In what ways will the guitar's sound change, given a different species of wood for the soundboard? Faced with one of the oldest questions in the business, "What does the top wood have to do with the sound, anyhow?" Ervin Somogyi ...read full descriptionArtists who play instruments by this builder: Martin Simpson
"This is a dream opportunity: a chance to compare and contrast three iconic top woods as voiced by one of the field's masters. Aside from the rich academic potential The Trinity can offer to modern lutherie and guitar playing, these Somogyis are all done up with Ervin's matching elegant aesthetic with corresponding marquetry inlays across the back of the peghead, neck, fingerboard, and rosette. " - Paul Heumiller
"All three of these guitars are awesome and different enough from each other to make them unique. It's really rare to be able to compare three guitars by any builder that were made this close together from different materials like these were.

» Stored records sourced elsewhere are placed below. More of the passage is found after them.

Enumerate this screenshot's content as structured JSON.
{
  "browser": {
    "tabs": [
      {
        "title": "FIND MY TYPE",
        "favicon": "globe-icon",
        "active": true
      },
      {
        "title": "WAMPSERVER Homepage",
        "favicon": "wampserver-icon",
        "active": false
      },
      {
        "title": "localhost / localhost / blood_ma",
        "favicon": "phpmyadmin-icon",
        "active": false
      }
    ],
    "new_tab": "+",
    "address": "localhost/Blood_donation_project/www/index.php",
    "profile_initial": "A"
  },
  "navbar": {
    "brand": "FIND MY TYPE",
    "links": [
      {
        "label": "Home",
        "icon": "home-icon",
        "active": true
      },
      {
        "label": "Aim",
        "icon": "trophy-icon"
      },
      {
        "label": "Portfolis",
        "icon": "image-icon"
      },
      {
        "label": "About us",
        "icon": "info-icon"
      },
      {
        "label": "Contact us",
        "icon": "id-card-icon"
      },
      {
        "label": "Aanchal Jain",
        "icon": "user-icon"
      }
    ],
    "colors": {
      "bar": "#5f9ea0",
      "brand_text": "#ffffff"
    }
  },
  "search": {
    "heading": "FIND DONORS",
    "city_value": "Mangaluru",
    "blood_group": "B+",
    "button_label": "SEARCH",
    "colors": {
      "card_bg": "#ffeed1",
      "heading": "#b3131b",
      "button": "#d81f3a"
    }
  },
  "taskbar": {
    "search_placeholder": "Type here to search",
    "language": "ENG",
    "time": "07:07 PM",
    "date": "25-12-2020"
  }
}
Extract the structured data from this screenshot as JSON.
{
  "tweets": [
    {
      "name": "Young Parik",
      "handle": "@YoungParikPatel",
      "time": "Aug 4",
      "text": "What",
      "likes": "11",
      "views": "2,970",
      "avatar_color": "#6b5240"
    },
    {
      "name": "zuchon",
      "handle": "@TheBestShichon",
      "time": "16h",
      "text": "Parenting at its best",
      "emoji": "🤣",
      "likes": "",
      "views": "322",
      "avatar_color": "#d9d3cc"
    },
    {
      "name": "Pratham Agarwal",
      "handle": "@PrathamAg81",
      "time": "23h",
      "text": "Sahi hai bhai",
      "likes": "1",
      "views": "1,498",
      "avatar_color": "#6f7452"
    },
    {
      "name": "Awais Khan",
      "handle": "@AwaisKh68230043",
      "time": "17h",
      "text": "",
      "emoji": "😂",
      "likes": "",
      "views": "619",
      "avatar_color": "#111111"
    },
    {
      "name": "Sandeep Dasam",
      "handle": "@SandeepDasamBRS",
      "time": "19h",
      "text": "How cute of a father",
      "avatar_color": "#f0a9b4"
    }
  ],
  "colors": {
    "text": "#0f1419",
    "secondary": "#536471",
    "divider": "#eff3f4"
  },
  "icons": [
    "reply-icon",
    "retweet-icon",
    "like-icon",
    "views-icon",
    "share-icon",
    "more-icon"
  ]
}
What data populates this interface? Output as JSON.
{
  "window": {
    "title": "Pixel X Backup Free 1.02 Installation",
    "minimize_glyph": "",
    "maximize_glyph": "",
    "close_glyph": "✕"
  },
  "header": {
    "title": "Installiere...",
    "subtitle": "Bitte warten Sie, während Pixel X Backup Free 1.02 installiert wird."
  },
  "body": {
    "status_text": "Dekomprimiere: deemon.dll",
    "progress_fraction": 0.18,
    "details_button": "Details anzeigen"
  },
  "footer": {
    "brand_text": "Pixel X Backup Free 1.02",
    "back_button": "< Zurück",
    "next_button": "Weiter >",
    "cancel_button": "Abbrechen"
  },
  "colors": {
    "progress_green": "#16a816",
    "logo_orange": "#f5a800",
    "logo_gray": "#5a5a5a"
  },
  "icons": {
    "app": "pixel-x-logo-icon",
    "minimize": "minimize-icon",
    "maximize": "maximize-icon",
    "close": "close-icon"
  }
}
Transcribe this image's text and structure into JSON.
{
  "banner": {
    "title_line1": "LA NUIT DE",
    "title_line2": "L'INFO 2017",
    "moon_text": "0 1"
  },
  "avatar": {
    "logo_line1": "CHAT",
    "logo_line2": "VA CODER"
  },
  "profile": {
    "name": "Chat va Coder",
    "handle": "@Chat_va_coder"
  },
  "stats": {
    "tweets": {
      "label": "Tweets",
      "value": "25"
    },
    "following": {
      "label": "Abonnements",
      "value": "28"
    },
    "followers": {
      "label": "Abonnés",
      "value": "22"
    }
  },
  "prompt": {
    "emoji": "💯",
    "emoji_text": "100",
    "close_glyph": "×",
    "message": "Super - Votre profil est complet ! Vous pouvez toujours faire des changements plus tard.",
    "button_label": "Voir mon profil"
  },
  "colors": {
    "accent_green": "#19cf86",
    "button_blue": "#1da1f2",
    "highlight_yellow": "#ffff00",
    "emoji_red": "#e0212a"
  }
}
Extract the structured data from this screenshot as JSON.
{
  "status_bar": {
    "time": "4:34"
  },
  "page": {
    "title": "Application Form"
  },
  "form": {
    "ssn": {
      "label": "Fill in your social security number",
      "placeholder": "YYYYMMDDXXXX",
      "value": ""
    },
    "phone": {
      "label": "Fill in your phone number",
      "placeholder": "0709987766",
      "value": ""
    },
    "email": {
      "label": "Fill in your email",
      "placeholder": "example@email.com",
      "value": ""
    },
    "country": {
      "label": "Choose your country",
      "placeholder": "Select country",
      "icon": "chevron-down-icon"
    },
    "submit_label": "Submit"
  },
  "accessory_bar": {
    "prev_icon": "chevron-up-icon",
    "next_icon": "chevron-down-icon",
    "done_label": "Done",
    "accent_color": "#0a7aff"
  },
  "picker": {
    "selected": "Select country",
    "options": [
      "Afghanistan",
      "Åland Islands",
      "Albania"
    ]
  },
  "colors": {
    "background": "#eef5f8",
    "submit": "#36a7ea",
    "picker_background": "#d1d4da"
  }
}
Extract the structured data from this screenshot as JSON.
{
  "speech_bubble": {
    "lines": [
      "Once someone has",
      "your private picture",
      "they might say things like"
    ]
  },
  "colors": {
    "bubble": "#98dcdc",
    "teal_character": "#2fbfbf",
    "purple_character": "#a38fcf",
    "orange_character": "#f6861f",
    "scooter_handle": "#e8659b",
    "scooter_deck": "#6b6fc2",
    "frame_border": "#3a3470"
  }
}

I have my favorite, but it might not be the same as yours, so if you want a piece of history and a rare collection that will probably never be repeated, this is the time." - Al Petteway